Changing Gears is a public media project about the future of the industrial Midwest. Each week, reporters Dan Bobkoff in Cleveland, Niala Boodhoo in Chicago and Kate Davidson in Ann Arbor cover issues of interest to the Great Lakes region. Changing Gears also sponsors public events and conversations.
Detroit’s deal Last night, the Detroit City Council voted to approve a consent agreement with the state to avoid takeover by an emergency manager. That means, as long as the governor signs the deal as expected and the courts don’t strike the deal down, Detroit finally has the first step in a plan to avoid bankruptcy. Partner station Michigan Radio reports on what it all means.
Chicago’s debt problem The Chicago Sun-Times went looking for reasons why Chicago would turn to private partnerships to fund its new multi-billion dollar plan to rebuild infrastructure. One major reason: the city’s staggering debt. Chicago can’t take out any more bonds to pay for improvements because the city spends almost 23 percent of its annual budget paying off the $7.3 billion in debt it already has.
No more coal ash The Ludington Daily News reports the city’s historic car ferry has received a grant to convert its fuel source.
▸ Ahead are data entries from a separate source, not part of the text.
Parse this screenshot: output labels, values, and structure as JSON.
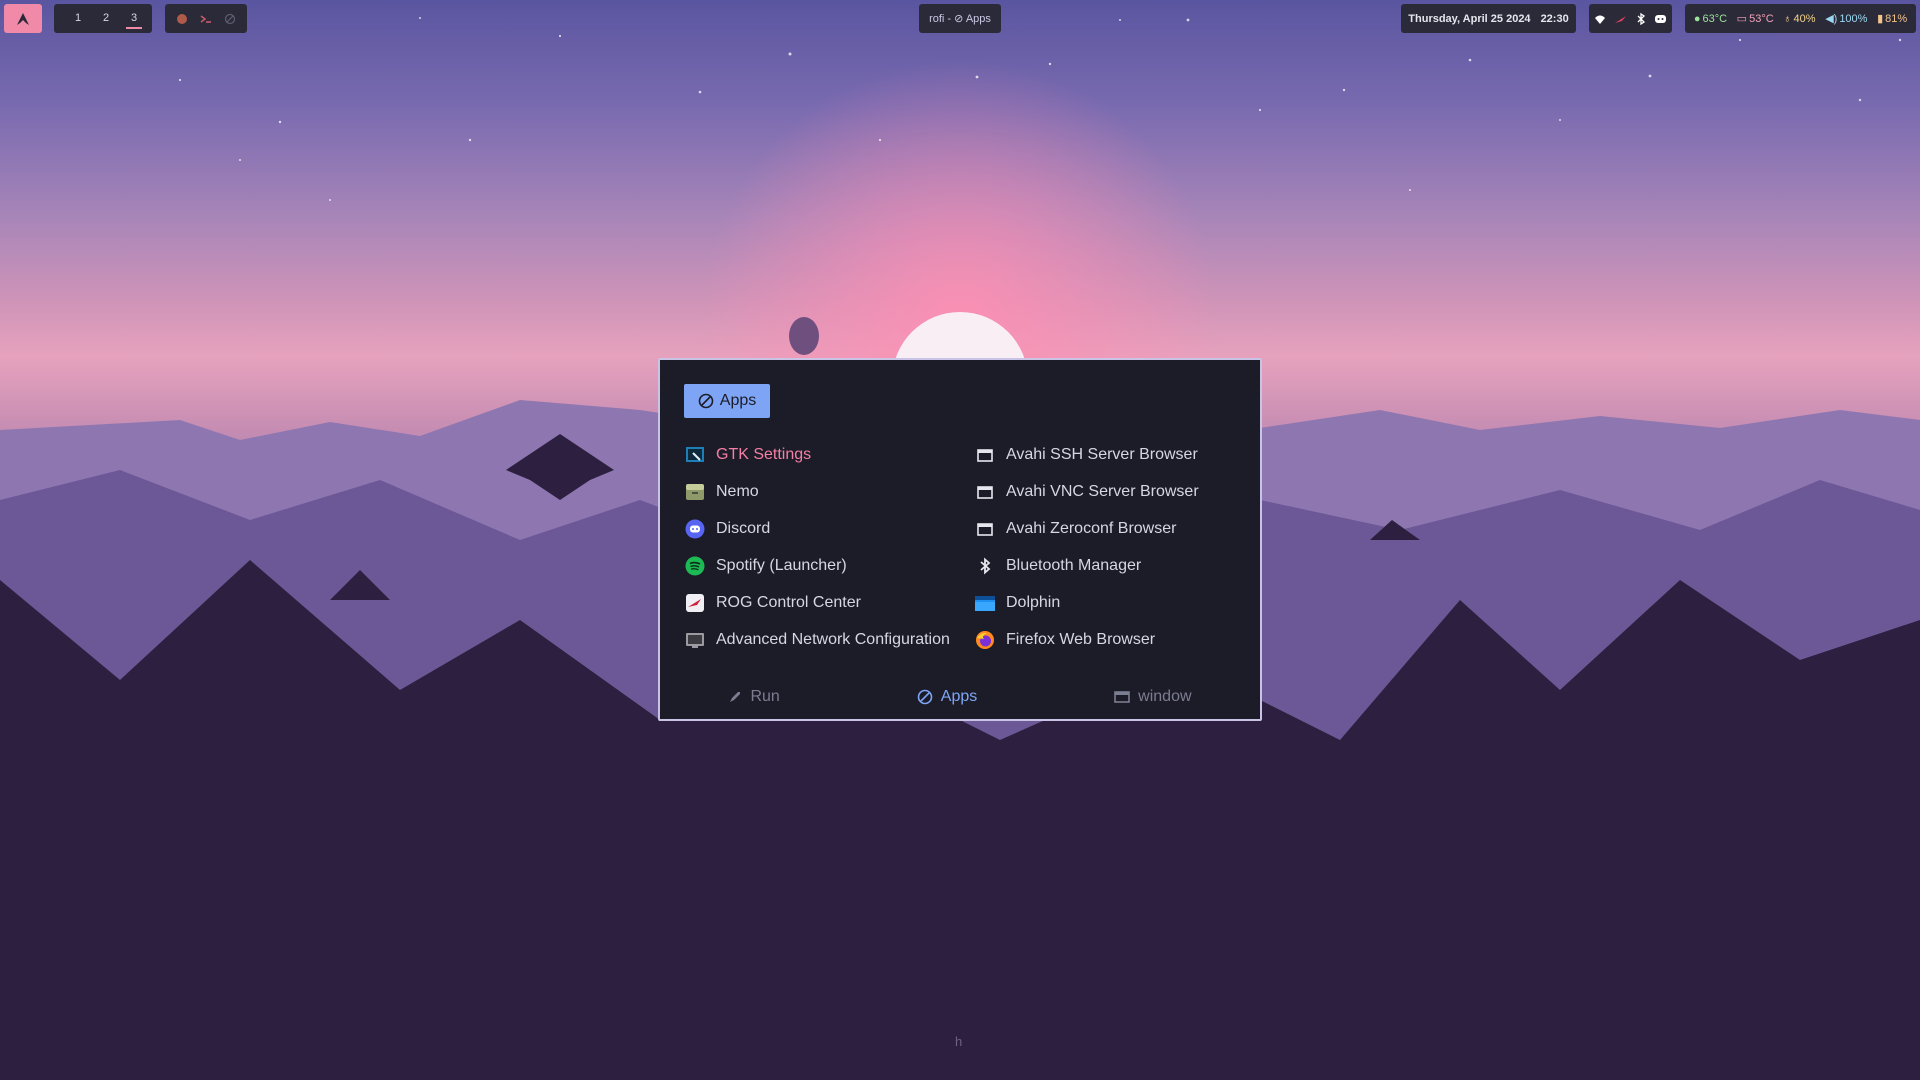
{
  "topbar": {
    "workspaces": [
      "1",
      "2",
      "3"
    ],
    "active_workspace": "3",
    "window_title": "rofi - ⊘ Apps",
    "date": "Thursday, April 25 2024",
    "time": "22:30",
    "stats": [
      {
        "icon": "cpu-temp-icon",
        "value": "63°C",
        "color": "#9be39b"
      },
      {
        "icon": "gpu-temp-icon",
        "value": "53°C",
        "color": "#f4a0b8"
      },
      {
        "icon": "brightness-icon",
        "value": "40%",
        "color": "#f4d48a"
      },
      {
        "icon": "volume-icon",
        "value": "100%",
        "color": "#9bd7f0"
      },
      {
        "icon": "battery-icon",
        "value": "81%",
        "color": "#f4c48a"
      }
    ]
  },
  "rofi": {
    "mode_label": "Apps",
    "entries_left": [
      {
        "label": "GTK Settings",
        "icon": "gtk-settings-icon"
      },
      {
        "label": "Nemo",
        "icon": "nemo-icon"
      },
      {
        "label": "Discord",
        "icon": "discord-icon"
      },
      {
        "label": "Spotify (Launcher)",
        "icon": "spotify-icon"
      },
      {
        "label": "ROG Control Center",
        "icon": "rog-icon"
      },
      {
        "label": "Advanced Network Configuration",
        "icon": "network-config-icon"
      }
    ],
    "entries_right": [
      {
        "label": "Avahi SSH Server Browser",
        "icon": "window-icon"
      },
      {
        "label": "Avahi VNC Server Browser",
        "icon": "window-icon"
      },
      {
        "label": "Avahi Zeroconf Browser",
        "icon": "window-icon"
      },
      {
        "label": "Bluetooth Manager",
        "icon": "bluetooth-icon"
      },
      {
        "label": "Dolphin",
        "icon": "dolphin-icon"
      },
      {
        "label": "Firefox Web Browser",
        "icon": "firefox-icon"
      }
    ],
    "selected": "GTK Settings",
    "tabs": [
      {
        "label": "Run",
        "icon": "rocket-icon",
        "active": false
      },
      {
        "label": "Apps",
        "icon": "apps-icon",
        "active": true
      },
      {
        "label": "window",
        "icon": "window-icon",
        "active": false
      }
    ]
  },
  "bottom_text": "h",
  "colors": {
    "accent": "#7ea5f5",
    "selected_text": "#f47fa4",
    "bar_bg": "#2b2a38",
    "rofi_bg": "#1c1c28"
  }
}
Without the grant, the coal powered ferry would have been forced to shut down by the EPA. The historic vessel dumps about 500 tons of coal ash into Lake Michigan every year.
Groupon’s bad week It’s been a rough couple of days for Chicago-based Groupon. The coupon website was forced to revise its previous financial statements, and admit it has “material weakness” in its accounting practices. The SEC is reportedly looking into the problems. And now, the Chicago Tribune says a shareholder has filed a class action lawsuit.
Wasteland BusinessWeek reports on how Ohio has become a dumping ground for the chemical-laced wastewater brine that’s a byproduct of new natural gas drilling in the U.S. BusinessWeek says Ohio has 176 storage wells for the “fracking” fluids. In comparison, Pennsylvania has just six such wells.
Gambling go-ahead Partner station Michigan Radio reports last night the Lansing city council voted to approve a new $245 million casino. The casino would be built in the city’s downtown. It still needs federal approval.
Not the Abba song, right? Wisconsin governor Scott Walker talked to Greta Van Susteren of Fox News last night. He said the recall against him is a “Waterloo” for unions.
So much for pancakes this year Maple syrup producers in Wisconsin say this is their worst year in memory, according to the Milwaukee Journal Sentinel. Because of the warm weather, sap only ran for one day in some places. Usually, it runs for weeks.
A “Mid-biennium Review” sounds like just about the least exciting thing in the world.
But Ohio governor John Kasich used his “Mid-biennium” budget talk yesterday for a ground-shaking announcement. Among a number of proposals unveiled, the governor announced new taxes for the many companies that are trying to extract natural gas and oil from Ohio shale.
If you haven’t heard by now, Ohio is sitting on an oil and gas bonanza. Up until a few years ago, no one could get at it, because it’s locked away in Ohio’s shale formations. But because of a new drilling procedure you’ve probably heard of called hydraulic fracturing, or “fracking,” all that gas and oil is now available.
As our own Dan Bobkoff reported in December, there is no shortage of hype about the possibilites for fracking in Ohio. The industry says it will create, or sustain 200,000 jobs. $200 billion could be invested over the next twenty years.
Lot o’ Lollapaloozas The Chicago Park District signed a new nine-year agreement with organizers of the Lollapalooza music festival, according to the Chicago Tribune. One park official says the deal will give the city a $1 billion boost over the next decade. But ticket prices for music fans will probably be going up.